A word-for-word repeat of all the data is the goal.
** Opening SOURCE INFORMATION block **
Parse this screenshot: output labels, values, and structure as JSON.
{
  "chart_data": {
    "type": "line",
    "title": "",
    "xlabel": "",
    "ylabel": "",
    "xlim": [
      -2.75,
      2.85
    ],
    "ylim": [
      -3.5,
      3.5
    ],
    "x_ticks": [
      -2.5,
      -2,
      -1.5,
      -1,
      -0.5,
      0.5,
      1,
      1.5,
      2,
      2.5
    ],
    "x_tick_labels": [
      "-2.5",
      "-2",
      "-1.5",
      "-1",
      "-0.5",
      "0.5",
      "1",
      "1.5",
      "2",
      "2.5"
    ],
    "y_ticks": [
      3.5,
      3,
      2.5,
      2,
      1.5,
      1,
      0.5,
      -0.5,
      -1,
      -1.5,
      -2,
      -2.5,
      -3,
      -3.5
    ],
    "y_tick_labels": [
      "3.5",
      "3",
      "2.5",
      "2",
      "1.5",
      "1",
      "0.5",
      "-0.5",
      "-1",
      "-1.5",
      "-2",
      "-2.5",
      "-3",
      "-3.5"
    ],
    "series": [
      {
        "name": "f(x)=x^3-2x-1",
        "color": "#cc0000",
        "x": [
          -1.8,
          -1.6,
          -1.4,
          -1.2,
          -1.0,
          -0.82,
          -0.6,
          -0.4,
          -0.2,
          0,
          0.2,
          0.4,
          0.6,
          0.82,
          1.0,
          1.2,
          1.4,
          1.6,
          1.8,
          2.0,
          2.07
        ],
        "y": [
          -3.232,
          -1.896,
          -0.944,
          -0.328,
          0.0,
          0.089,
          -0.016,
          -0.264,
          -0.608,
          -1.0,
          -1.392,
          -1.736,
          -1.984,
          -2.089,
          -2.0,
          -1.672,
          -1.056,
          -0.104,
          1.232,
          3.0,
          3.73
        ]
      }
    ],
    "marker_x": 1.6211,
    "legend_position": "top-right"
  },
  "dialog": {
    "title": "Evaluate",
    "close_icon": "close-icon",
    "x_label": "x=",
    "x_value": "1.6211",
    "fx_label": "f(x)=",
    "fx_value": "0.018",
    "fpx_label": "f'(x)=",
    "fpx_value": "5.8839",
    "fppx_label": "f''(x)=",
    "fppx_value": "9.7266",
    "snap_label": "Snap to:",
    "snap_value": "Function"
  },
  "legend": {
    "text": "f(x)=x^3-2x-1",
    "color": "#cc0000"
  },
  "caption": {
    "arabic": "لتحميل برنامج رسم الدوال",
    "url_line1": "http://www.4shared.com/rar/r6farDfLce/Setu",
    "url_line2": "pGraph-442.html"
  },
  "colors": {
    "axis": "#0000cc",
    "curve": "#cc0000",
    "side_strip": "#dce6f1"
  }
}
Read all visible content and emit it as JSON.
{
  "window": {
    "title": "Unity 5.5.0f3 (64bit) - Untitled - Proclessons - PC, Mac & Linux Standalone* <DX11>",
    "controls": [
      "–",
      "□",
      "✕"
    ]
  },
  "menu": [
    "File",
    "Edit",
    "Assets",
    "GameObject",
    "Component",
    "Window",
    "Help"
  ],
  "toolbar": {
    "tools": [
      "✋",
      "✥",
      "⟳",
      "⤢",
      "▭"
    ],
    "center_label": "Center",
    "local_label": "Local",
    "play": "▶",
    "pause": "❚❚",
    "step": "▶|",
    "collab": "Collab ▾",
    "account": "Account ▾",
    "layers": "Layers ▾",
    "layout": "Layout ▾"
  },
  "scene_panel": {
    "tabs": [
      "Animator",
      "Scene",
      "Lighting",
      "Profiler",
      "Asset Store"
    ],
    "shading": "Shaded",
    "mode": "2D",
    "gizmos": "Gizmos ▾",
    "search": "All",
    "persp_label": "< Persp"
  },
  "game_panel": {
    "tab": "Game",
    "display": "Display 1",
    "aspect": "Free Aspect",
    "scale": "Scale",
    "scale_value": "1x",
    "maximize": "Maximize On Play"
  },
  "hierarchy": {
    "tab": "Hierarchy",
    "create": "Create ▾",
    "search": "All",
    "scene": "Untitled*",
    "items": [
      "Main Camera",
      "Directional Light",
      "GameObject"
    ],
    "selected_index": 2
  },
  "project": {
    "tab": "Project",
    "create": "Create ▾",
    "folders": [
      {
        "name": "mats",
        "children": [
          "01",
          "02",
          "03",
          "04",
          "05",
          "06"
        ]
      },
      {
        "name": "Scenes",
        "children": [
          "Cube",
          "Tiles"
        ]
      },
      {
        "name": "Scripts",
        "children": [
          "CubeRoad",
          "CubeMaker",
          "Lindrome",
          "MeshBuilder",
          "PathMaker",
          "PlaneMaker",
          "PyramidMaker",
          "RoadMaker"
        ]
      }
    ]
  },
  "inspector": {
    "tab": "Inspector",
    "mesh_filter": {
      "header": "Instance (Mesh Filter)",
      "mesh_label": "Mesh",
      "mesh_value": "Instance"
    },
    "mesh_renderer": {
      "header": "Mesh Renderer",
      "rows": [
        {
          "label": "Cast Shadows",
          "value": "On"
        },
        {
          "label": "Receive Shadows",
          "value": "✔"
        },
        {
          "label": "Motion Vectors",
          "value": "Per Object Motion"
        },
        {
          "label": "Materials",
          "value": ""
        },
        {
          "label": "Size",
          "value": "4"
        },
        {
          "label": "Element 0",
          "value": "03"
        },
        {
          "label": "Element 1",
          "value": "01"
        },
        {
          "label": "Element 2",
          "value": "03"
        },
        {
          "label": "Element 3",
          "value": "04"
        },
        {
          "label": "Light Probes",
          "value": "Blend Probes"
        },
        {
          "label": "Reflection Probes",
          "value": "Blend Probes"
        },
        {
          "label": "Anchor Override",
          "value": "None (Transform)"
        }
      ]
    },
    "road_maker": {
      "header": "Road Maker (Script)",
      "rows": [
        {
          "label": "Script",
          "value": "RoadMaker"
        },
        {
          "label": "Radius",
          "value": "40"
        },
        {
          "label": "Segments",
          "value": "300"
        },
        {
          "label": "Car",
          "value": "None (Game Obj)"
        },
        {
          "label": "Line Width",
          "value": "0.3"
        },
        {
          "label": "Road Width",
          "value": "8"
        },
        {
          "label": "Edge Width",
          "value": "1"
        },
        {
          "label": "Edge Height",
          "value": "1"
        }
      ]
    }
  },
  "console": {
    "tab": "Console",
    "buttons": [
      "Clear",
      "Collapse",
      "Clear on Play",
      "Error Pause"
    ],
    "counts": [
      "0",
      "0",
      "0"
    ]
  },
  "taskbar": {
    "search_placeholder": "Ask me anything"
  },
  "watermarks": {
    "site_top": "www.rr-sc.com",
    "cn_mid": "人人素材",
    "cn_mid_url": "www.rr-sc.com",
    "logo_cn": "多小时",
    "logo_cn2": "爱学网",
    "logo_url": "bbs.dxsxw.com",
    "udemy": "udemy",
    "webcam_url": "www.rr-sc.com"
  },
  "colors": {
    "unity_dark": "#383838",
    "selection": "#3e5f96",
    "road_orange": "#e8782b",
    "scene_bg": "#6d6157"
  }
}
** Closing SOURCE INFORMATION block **
YOUR SOLUTION
Parse this screenshot: output labels, values, and structure as JSON.
{
  "chart_data": {
    "type": "line",
    "title": "",
    "xlabel": "",
    "ylabel": "",
    "xlim": [
      -2.75,
      2.85
    ],
    "ylim": [
      -3.5,
      3.5
    ],
    "x_ticks": [
      -2.5,
      -2,
      -1.5,
      -1,
      -0.5,
      0.5,
      1,
      1.5,
      2,
      2.5
    ],
    "x_tick_labels": [
      "-2.5",
      "-2",
      "-1.5",
      "-1",
      "-0.5",
      "0.5",
      "1",
      "1.5",
      "2",
      "2.5"
    ],
    "y_ticks": [
      3.5,
      3,
      2.5,
      2,
      1.5,
      1,
      0.5,
      -0.5,
      -1,
      -1.5,
      -2,
      -2.5,
      -3,
      -3.5
    ],
    "y_tick_labels": [
      "3.5",
      "3",
      "2.5",
      "2",
      "1.5",
      "1",
      "0.5",
      "-0.5",
      "-1",
      "-1.5",
      "-2",
      "-2.5",
      "-3",
      "-3.5"
    ],
    "series": [
      {
        "name": "f(x)=x^3-2x-1",
        "color": "#cc0000",
        "x": [
          -1.8,
          -1.6,
          -1.4,
          -1.2,
          -1.0,
          -0.82,
          -0.6,
          -0.4,
          -0.2,
          0,
          0.2,
          0.4,
          0.6,
          0.82,
          1.0,
          1.2,
          1.4,
          1.6,
          1.8,
          2.0,
          2.07
        ],
        "y": [
          -3.232,
          -1.896,
          -0.944,
          -0.328,
          0.0,
          0.089,
          -0.016,
          -0.264,
          -0.608,
          -1.0,
          -1.392,
          -1.736,
          -1.984,
          -2.089,
          -2.0,
          -1.672,
          -1.056,
          -0.104,
          1.232,
          3.0,
          3.73
        ]
      }
    ],
    "marker_x": 1.6211,
    "legend_position": "top-right"
  },
  "dialog": {
    "title": "Evaluate",
    "close_icon": "close-icon",
    "x_label": "x=",
    "x_value": "1.6211",
    "fx_label": "f(x)=",
    "fx_value": "0.018",
    "fpx_label": "f'(x)=",
    "fpx_value": "5.8839",
    "fppx_label": "f''(x)=",
    "fppx_value": "9.7266",
    "snap_label": "Snap to:",
    "snap_value": "Function"
  },
  "legend": {
    "text": "f(x)=x^3-2x-1",
    "color": "#cc0000"
  },
  "caption": {
    "arabic": "لتحميل برنامج رسم الدوال",
    "url_line1": "http://www.4shared.com/rar/r6farDfLce/Setu",
    "url_line2": "pGraph-442.html"
  },
  "colors": {
    "axis": "#0000cc",
    "curve": "#cc0000",
    "side_strip": "#dce6f1"
  }
}
Read all visible content and emit it as JSON.
{
  "window": {
    "title": "Unity 5.5.0f3 (64bit) - Untitled - Proclessons - PC, Mac & Linux Standalone* <DX11>",
    "controls": [
      "–",
      "□",
      "✕"
    ]
  },
  "menu": [
    "File",
    "Edit",
    "Assets",
    "GameObject",
    "Component",
    "Window",
    "Help"
  ],
  "toolbar": {
    "tools": [
      "✋",
      "✥",
      "⟳",
      "⤢",
      "▭"
    ],
    "center_label": "Center",
    "local_label": "Local",
    "play": "▶",
    "pause": "❚❚",
    "step": "▶|",
    "collab": "Collab ▾",
    "account": "Account ▾",
    "layers": "Layers ▾",
    "layout": "Layout ▾"
  },
  "scene_panel": {
    "tabs": [
      "Animator",
      "Scene",
      "Lighting",
      "Profiler",
      "Asset Store"
    ],
    "shading": "Shaded",
    "mode": "2D",
    "gizmos": "Gizmos ▾",
    "search": "All",
    "persp_label": "< Persp"
  },
  "game_panel": {
    "tab": "Game",
    "display": "Display 1",
    "aspect": "Free Aspect",
    "scale": "Scale",
    "scale_value": "1x",
    "maximize": "Maximize On Play"
  },
  "hierarchy": {
    "tab": "Hierarchy",
    "create": "Create ▾",
    "search": "All",
    "scene": "Untitled*",
    "items": [
      "Main Camera",
      "Directional Light",
      "GameObject"
    ],
    "selected_index": 2
  },
  "project": {
    "tab": "Project",
    "create": "Create ▾",
    "folders": [
      {
        "name": "mats",
        "children": [
          "01",
          "02",
          "03",
          "04",
          "05",
          "06"
        ]
      },
      {
        "name": "Scenes",
        "children": [
          "Cube",
          "Tiles"
        ]
      },
      {
        "name": "Scripts",
        "children": [
          "CubeRoad",
          "CubeMaker",
          "Lindrome",
          "MeshBuilder",
          "PathMaker",
          "PlaneMaker",
          "PyramidMaker",
          "RoadMaker"
        ]
      }
    ]
  },
  "inspector": {
    "tab": "Inspector",
    "mesh_filter": {
      "header": "Instance (Mesh Filter)",
      "mesh_label": "Mesh",
      "mesh_value": "Instance"
    },
    "mesh_renderer": {
      "header": "Mesh Renderer",
      "rows": [
        {
          "label": "Cast Shadows",
          "value": "On"
        },
        {
          "label": "Receive Shadows",
          "value": "✔"
        },
        {
          "label": "Motion Vectors",
          "value": "Per Object Motion"
        },
        {
          "label": "Materials",
          "value": ""
        },
        {
          "label": "Size",
          "value": "4"
        },
        {
          "label": "Element 0",
          "value": "03"
        },
        {
          "label": "Element 1",
          "value": "01"
        },
        {
          "label": "Element 2",
          "value": "03"
        },
        {
          "label": "Element 3",
          "value": "04"
        },
        {
          "label": "Light Probes",
          "value": "Blend Probes"
        },
        {
          "label": "Reflection Probes",
          "value": "Blend Probes"
        },
        {
          "label": "Anchor Override",
          "value": "None (Transform)"
        }
      ]
    },
    "road_maker": {
      "header": "Road Maker (Script)",
      "rows": [
        {
          "label": "Script",
          "value": "RoadMaker"
        },
        {
          "label": "Radius",
          "value": "40"
        },
        {
          "label": "Segments",
          "value": "300"
        },
        {
          "label": "Car",
          "value": "None (Game Obj)"
        },
        {
          "label": "Line Width",
          "value": "0.3"
        },
        {
          "label": "Road Width",
          "value": "8"
        },
        {
          "label": "Edge Width",
          "value": "1"
        },
        {
          "label": "Edge Height",
          "value": "1"
        }
      ]
    }
  },
  "console": {
    "tab": "Console",
    "buttons": [
      "Clear",
      "Collapse",
      "Clear on Play",
      "Error Pause"
    ],
    "counts": [
      "0",
      "0",
      "0"
    ]
  },
  "taskbar": {
    "search_placeholder": "Ask me anything"
  },
  "watermarks": {
    "site_top": "www.rr-sc.com",
    "cn_mid": "人人素材",
    "cn_mid_url": "www.rr-sc.com",
    "logo_cn": "多小时",
    "logo_cn2": "爱学网",
    "logo_url": "bbs.dxsxw.com",
    "udemy": "udemy",
    "webcam_url": "www.rr-sc.com"
  },
  "colors": {
    "unity_dark": "#383838",
    "selection": "#3e5f96",
    "road_orange": "#e8782b",
    "scene_bg": "#6d6157"
  }
}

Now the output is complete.